Component data from apps and pages
-.-.-
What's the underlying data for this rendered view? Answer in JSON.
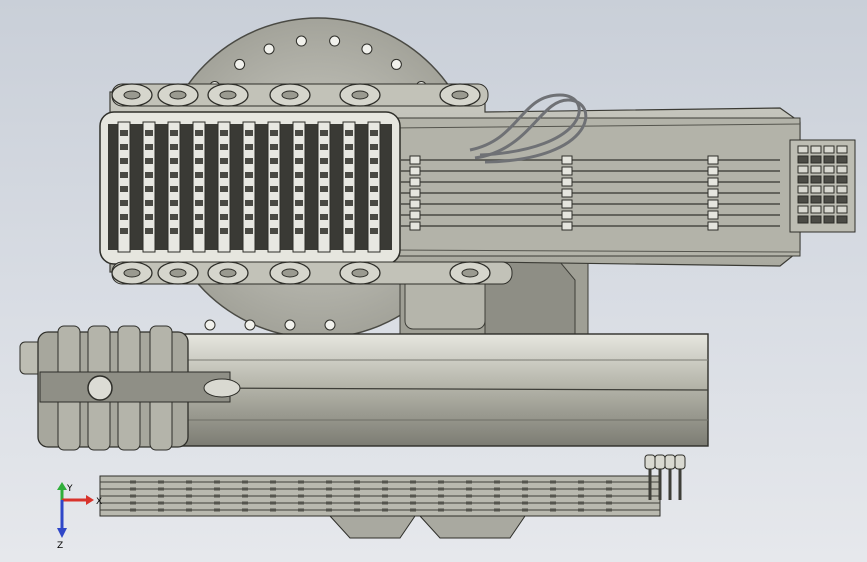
{
  "viewport": {
    "background_top": "#c9cfd8",
    "background_bottom": "#e6e8ec"
  },
  "model": {
    "body_color": "#b9b9ae",
    "dark_color": "#5c5c55",
    "light_color": "#e3e3dc",
    "slider_slats": 11,
    "hose_color": "#cfd2d6"
  },
  "triad": {
    "x_label": "X",
    "y_label": "Y",
    "z_label": "Z",
    "x_color": "#d8332c",
    "y_color": "#2fae3a",
    "z_color": "#2f47c8"
  }
}
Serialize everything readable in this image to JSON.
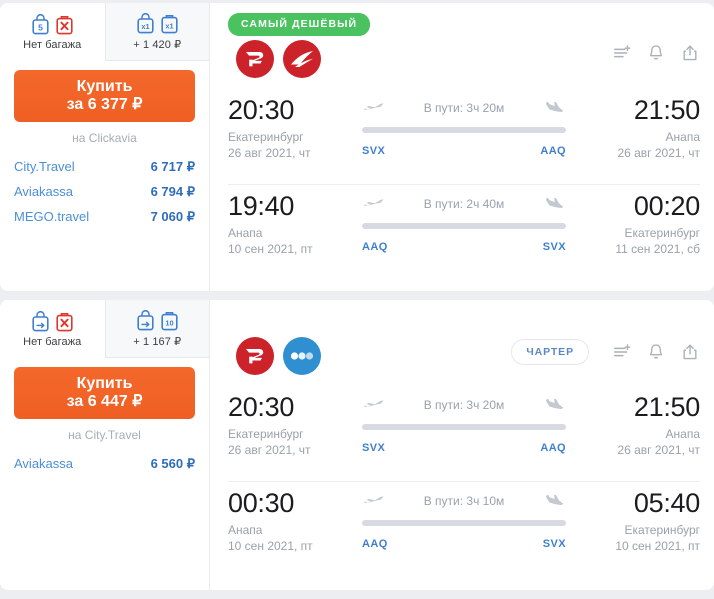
{
  "cards": [
    {
      "baggage_tabs": [
        {
          "label": "Нет багажа",
          "active": true,
          "handbag_text": "5",
          "suitcase_text": "X",
          "suitcase_type": "none"
        },
        {
          "label": "+ 1 420 ₽",
          "active": false,
          "handbag_text": "x1",
          "suitcase_text": "x1",
          "suitcase_type": "included"
        }
      ],
      "buy_button": {
        "line1": "Купить",
        "line2": "за 6 377 ₽"
      },
      "buy_on": "на Clickavia",
      "agencies": [
        {
          "name": "City.Travel",
          "price": "6 717 ₽"
        },
        {
          "name": "Aviakassa",
          "price": "6 794 ₽"
        },
        {
          "name": "MEGO.travel",
          "price": "7 060 ₽"
        }
      ],
      "badge": {
        "text": "САМЫЙ ДЕШЁВЫЙ",
        "type": "cheapest"
      },
      "airlines": [
        "rossiya-logo",
        "aeroflot-logo"
      ],
      "segments": [
        {
          "depart_time": "20:30",
          "depart_city": "Екатеринбург",
          "depart_date": "26 авг 2021, чт",
          "depart_code": "SVX",
          "duration": "В пути: 3ч 20м",
          "arrive_time": "21:50",
          "arrive_city": "Анапа",
          "arrive_date": "26 авг 2021, чт",
          "arrive_code": "AAQ"
        },
        {
          "depart_time": "19:40",
          "depart_city": "Анапа",
          "depart_date": "10 сен 2021, пт",
          "depart_code": "AAQ",
          "duration": "В пути: 2ч 40м",
          "arrive_time": "00:20",
          "arrive_city": "Екатеринбург",
          "arrive_date": "11 сен 2021, сб",
          "arrive_code": "SVX"
        }
      ]
    },
    {
      "baggage_tabs": [
        {
          "label": "Нет багажа",
          "active": true,
          "handbag_text": "arrow",
          "suitcase_text": "X",
          "suitcase_type": "none"
        },
        {
          "label": "+ 1 167 ₽",
          "active": false,
          "handbag_text": "arrow",
          "suitcase_text": "10",
          "suitcase_type": "included"
        }
      ],
      "buy_button": {
        "line1": "Купить",
        "line2": "за 6 447 ₽"
      },
      "buy_on": "на City.Travel",
      "agencies": [
        {
          "name": "Aviakassa",
          "price": "6 560 ₽"
        }
      ],
      "badge": {
        "text": "ЧАРТЕР",
        "type": "charter"
      },
      "airlines": [
        "rossiya-logo",
        "dots-logo"
      ],
      "segments": [
        {
          "depart_time": "20:30",
          "depart_city": "Екатеринбург",
          "depart_date": "26 авг 2021, чт",
          "depart_code": "SVX",
          "duration": "В пути: 3ч 20м",
          "arrive_time": "21:50",
          "arrive_city": "Анапа",
          "arrive_date": "26 авг 2021, чт",
          "arrive_code": "AAQ"
        },
        {
          "depart_time": "00:30",
          "depart_city": "Анапа",
          "depart_date": "10 сен 2021, пт",
          "depart_code": "AAQ",
          "duration": "В пути: 3ч 10м",
          "arrive_time": "05:40",
          "arrive_city": "Екатеринбург",
          "arrive_date": "10 сен 2021, пт",
          "arrive_code": "SVX"
        }
      ]
    }
  ],
  "action_icons": [
    "compare-icon",
    "bell-icon",
    "share-icon"
  ],
  "colors": {
    "buy_button": "#ef5f23",
    "badge_cheapest": "#49c25f",
    "badge_charter_text": "#5d87c4",
    "agency_link": "#4b8fd6",
    "agency_price": "#2f6dbb",
    "airport_code": "#3f7fd0",
    "baggage_blue": "#3f7fd0",
    "baggage_red": "#e0352b",
    "rossiya_red": "#cc2229",
    "dots_blue": "#2f8fd0"
  }
}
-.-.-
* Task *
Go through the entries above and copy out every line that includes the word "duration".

* Answer section *
          "duration": "В пути: 3ч 20м",
          "duration": "В пути: 2ч 40м",
          "duration": "В пути: 3ч 20м",
          "duration": "В пути: 3ч 10м",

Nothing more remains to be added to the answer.